- **EXTRACTED INFORMATION**:

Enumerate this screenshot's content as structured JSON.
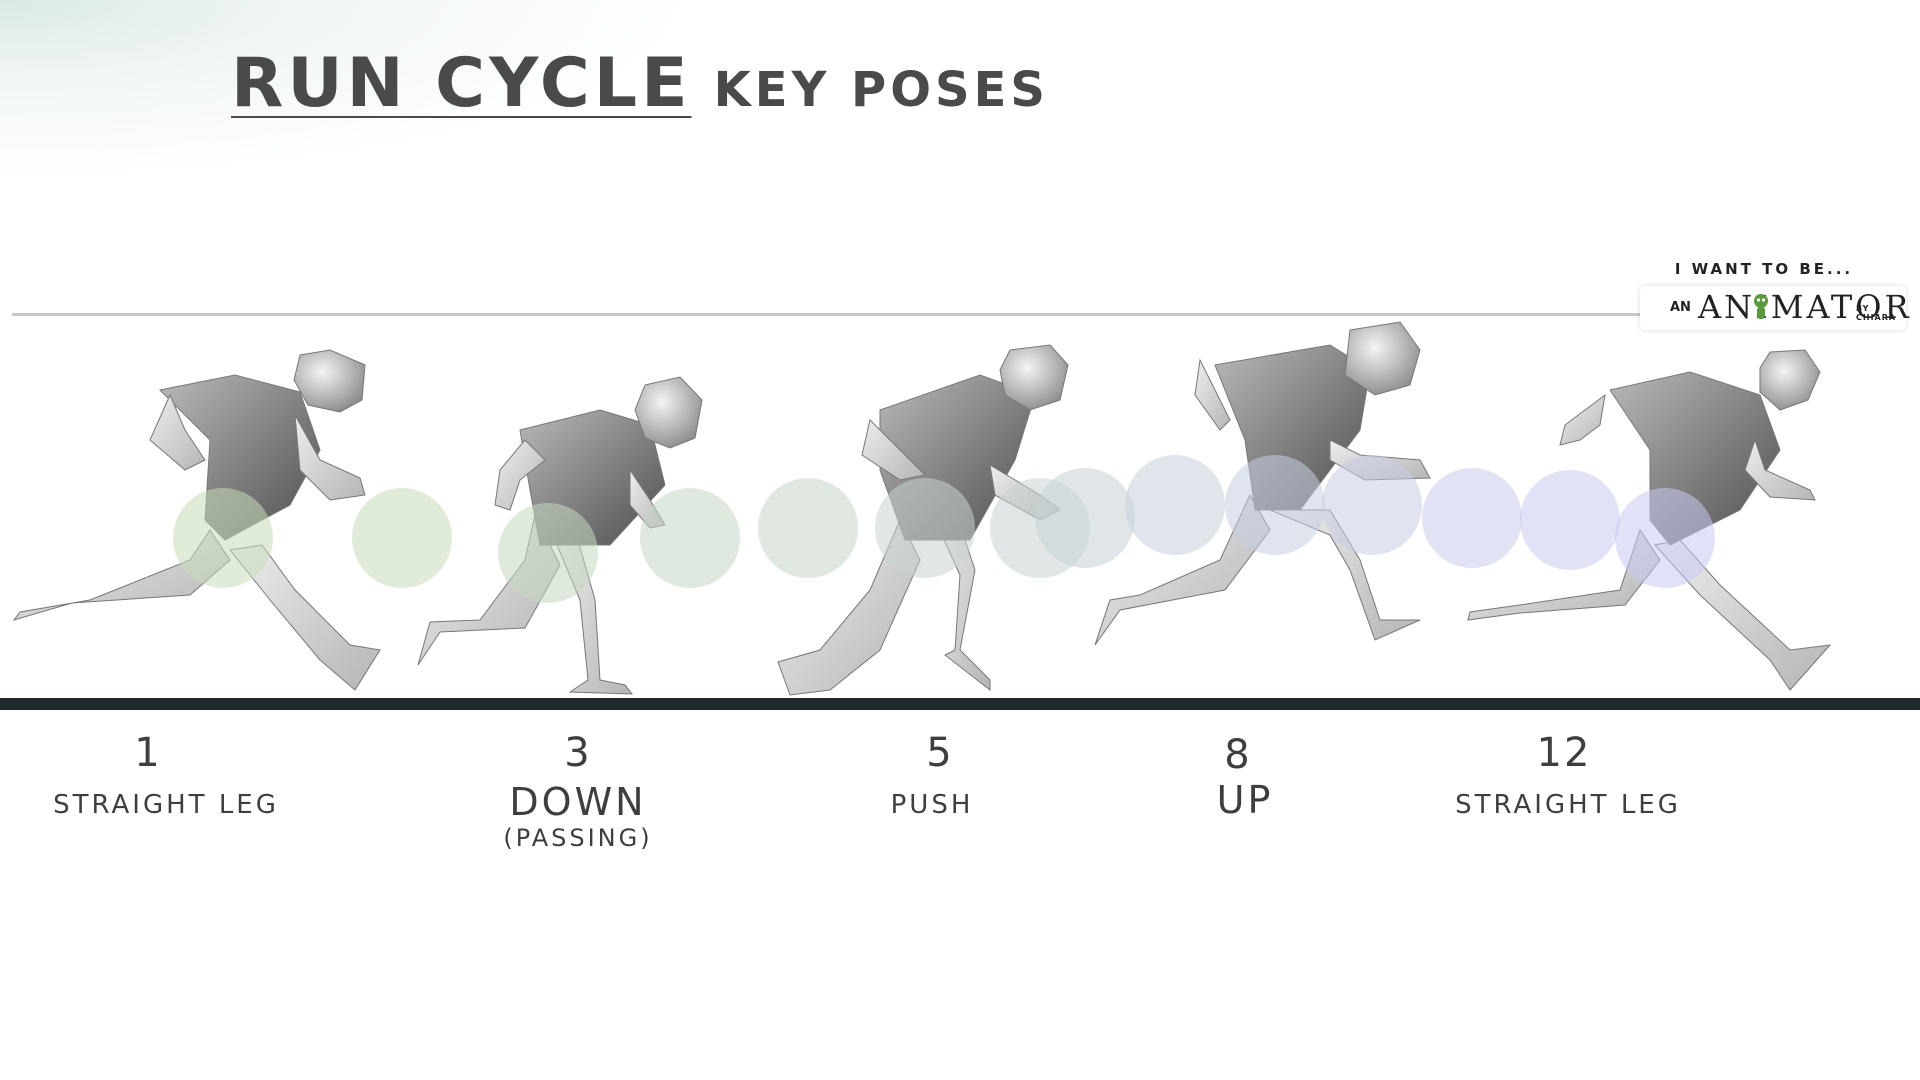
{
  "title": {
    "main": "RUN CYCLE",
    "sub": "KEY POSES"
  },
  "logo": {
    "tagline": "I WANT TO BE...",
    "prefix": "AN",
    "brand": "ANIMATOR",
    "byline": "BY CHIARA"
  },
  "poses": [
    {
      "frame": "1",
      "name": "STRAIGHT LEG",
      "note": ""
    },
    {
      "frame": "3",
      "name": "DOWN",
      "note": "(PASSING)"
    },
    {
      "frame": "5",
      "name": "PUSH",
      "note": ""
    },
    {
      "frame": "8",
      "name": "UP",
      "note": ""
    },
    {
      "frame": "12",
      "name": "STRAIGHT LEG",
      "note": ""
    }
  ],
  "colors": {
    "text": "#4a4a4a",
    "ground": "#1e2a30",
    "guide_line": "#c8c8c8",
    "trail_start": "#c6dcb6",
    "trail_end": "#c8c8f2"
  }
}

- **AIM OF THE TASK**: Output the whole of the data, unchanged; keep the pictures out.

- **TASK ANSWER**:
Enumerate this screenshot's content as structured JSON.
{
  "title": {
    "main": "RUN CYCLE",
    "sub": "KEY POSES"
  },
  "logo": {
    "tagline": "I WANT TO BE...",
    "prefix": "AN",
    "brand": "ANIMATOR",
    "byline": "BY CHIARA"
  },
  "poses": [
    {
      "frame": "1",
      "name": "STRAIGHT LEG",
      "note": ""
    },
    {
      "frame": "3",
      "name": "DOWN",
      "note": "(PASSING)"
    },
    {
      "frame": "5",
      "name": "PUSH",
      "note": ""
    },
    {
      "frame": "8",
      "name": "UP",
      "note": ""
    },
    {
      "frame": "12",
      "name": "STRAIGHT LEG",
      "note": ""
    }
  ],
  "colors": {
    "text": "#4a4a4a",
    "ground": "#1e2a30",
    "guide_line": "#c8c8c8",
    "trail_start": "#c6dcb6",
    "trail_end": "#c8c8f2"
  }
}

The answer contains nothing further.